● Work to complete
Write only how many lines in this data include "preview".

(Beginning of Given data)

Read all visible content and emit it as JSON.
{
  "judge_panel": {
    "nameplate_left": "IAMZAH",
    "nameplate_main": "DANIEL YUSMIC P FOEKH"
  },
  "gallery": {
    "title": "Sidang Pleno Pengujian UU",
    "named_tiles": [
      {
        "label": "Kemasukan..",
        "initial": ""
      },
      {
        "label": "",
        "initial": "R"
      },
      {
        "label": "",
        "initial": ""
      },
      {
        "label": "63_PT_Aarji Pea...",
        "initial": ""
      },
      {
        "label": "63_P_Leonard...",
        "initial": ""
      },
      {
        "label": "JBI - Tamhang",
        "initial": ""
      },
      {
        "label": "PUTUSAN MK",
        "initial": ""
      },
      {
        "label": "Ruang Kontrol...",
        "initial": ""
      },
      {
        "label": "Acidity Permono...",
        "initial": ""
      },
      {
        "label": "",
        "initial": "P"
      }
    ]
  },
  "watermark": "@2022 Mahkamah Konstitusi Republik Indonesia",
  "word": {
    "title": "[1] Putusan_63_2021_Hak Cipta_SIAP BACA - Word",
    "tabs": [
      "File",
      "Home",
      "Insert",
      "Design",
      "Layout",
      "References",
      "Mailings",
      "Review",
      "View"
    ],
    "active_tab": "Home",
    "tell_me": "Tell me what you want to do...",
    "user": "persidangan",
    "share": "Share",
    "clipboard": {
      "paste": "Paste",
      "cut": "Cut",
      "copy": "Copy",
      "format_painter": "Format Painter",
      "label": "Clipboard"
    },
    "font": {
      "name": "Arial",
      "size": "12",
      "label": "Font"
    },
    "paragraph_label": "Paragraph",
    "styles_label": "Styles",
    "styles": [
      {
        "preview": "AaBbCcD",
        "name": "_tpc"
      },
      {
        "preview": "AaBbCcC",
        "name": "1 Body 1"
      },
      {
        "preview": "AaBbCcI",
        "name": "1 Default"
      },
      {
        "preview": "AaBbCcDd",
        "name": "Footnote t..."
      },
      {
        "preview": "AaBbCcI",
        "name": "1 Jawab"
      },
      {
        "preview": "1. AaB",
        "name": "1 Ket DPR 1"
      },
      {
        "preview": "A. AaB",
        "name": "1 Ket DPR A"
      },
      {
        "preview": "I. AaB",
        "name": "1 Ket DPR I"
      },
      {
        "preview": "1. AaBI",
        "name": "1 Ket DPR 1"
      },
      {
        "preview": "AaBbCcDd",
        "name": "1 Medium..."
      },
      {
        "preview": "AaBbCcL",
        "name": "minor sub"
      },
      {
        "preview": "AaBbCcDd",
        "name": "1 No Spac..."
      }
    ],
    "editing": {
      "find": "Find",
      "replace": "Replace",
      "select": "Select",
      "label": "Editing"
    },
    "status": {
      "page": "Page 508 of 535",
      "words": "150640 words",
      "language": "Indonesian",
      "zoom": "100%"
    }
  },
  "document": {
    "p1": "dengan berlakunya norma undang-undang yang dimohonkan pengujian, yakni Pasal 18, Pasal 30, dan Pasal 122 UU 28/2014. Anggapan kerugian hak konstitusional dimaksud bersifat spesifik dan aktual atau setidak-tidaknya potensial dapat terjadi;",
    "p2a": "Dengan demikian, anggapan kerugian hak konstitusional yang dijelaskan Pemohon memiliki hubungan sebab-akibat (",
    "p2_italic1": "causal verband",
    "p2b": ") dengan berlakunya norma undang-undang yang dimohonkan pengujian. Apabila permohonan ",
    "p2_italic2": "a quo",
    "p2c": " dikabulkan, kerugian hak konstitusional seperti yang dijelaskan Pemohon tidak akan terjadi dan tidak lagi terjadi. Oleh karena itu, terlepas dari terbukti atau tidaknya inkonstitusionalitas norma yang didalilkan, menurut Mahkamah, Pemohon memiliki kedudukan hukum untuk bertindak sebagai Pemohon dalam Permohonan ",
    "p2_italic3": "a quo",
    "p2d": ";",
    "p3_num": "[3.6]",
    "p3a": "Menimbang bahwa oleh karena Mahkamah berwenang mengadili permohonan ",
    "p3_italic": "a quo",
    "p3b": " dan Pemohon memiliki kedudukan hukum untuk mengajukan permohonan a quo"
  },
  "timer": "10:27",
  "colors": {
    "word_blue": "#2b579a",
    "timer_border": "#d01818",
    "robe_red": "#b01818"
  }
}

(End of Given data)

● Answer to this exercise
12